Work item
Each line of the material below needs to be returned exactly as written.
• • • • •
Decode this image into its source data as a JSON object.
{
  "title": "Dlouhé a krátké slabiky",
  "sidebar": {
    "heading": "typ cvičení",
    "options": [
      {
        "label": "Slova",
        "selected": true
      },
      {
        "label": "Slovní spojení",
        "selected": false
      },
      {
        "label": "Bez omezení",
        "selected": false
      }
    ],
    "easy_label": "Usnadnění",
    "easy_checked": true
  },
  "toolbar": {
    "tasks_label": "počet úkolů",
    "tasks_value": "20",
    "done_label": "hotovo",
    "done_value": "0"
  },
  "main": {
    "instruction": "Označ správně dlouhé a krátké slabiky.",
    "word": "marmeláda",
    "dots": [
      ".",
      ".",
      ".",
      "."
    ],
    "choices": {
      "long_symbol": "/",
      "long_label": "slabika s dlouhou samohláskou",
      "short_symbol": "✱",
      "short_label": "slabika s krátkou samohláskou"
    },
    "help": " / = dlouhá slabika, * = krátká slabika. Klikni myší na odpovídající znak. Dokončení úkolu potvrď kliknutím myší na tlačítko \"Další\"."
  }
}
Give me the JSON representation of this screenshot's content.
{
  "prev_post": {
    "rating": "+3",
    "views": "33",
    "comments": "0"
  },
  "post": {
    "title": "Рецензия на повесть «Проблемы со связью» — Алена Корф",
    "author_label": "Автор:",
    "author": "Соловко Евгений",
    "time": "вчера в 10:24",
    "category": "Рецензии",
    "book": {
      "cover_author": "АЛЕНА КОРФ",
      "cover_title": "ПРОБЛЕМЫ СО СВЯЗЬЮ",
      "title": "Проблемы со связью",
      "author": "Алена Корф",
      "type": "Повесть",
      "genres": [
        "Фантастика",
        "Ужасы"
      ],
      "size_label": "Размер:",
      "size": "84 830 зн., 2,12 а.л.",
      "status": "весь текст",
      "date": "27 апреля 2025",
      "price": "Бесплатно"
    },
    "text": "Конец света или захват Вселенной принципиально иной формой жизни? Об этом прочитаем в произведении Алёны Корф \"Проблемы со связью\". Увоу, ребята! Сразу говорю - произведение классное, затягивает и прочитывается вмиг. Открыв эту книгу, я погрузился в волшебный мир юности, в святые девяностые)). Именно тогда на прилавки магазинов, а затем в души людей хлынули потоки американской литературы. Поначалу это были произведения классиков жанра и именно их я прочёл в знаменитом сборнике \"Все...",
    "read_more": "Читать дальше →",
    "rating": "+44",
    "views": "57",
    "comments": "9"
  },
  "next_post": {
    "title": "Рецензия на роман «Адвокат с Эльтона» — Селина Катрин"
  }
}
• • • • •
Reply to the exercise
Decode this image into its source data as a JSON object.
{
  "title": "Dlouhé a krátké slabiky",
  "sidebar": {
    "heading": "typ cvičení",
    "options": [
      {
        "label": "Slova",
        "selected": true
      },
      {
        "label": "Slovní spojení",
        "selected": false
      },
      {
        "label": "Bez omezení",
        "selected": false
      }
    ],
    "easy_label": "Usnadnění",
    "easy_checked": true
  },
  "toolbar": {
    "tasks_label": "počet úkolů",
    "tasks_value": "20",
    "done_label": "hotovo",
    "done_value": "0"
  },
  "main": {
    "instruction": "Označ správně dlouhé a krátké slabiky.",
    "word": "marmeláda",
    "dots": [
      ".",
      ".",
      ".",
      "."
    ],
    "choices": {
      "long_symbol": "/",
      "long_label": "slabika s dlouhou samohláskou",
      "short_symbol": "✱",
      "short_label": "slabika s krátkou samohláskou"
    },
    "help": " / = dlouhá slabika, * = krátká slabika. Klikni myší na odpovídající znak. Dokončení úkolu potvrď kliknutím myší na tlačítko \"Další\"."
  }
}
Give me the JSON representation of this screenshot's content.
{
  "prev_post": {
    "rating": "+3",
    "views": "33",
    "comments": "0"
  },
  "post": {
    "title": "Рецензия на повесть «Проблемы со связью» — Алена Корф",
    "author_label": "Автор:",
    "author": "Соловко Евгений",
    "time": "вчера в 10:24",
    "category": "Рецензии",
    "book": {
      "cover_author": "АЛЕНА КОРФ",
      "cover_title": "ПРОБЛЕМЫ СО СВЯЗЬЮ",
      "title": "Проблемы со связью",
      "author": "Алена Корф",
      "type": "Повесть",
      "genres": [
        "Фантастика",
        "Ужасы"
      ],
      "size_label": "Размер:",
      "size": "84 830 зн., 2,12 а.л.",
      "status": "весь текст",
      "date": "27 апреля 2025",
      "price": "Бесплатно"
    },
    "text": "Конец света или захват Вселенной принципиально иной формой жизни? Об этом прочитаем в произведении Алёны Корф \"Проблемы со связью\". Увоу, ребята! Сразу говорю - произведение классное, затягивает и прочитывается вмиг. Открыв эту книгу, я погрузился в волшебный мир юности, в святые девяностые)). Именно тогда на прилавки магазинов, а затем в души людей хлынули потоки американской литературы. Поначалу это были произведения классиков жанра и именно их я прочёл в знаменитом сборнике \"Все...",
    "read_more": "Читать дальше →",
    "rating": "+44",
    "views": "57",
    "comments": "9"
  },
  "next_post": {
    "title": "Рецензия на роман «Адвокат с Эльтона» — Селина Катрин"
  }
}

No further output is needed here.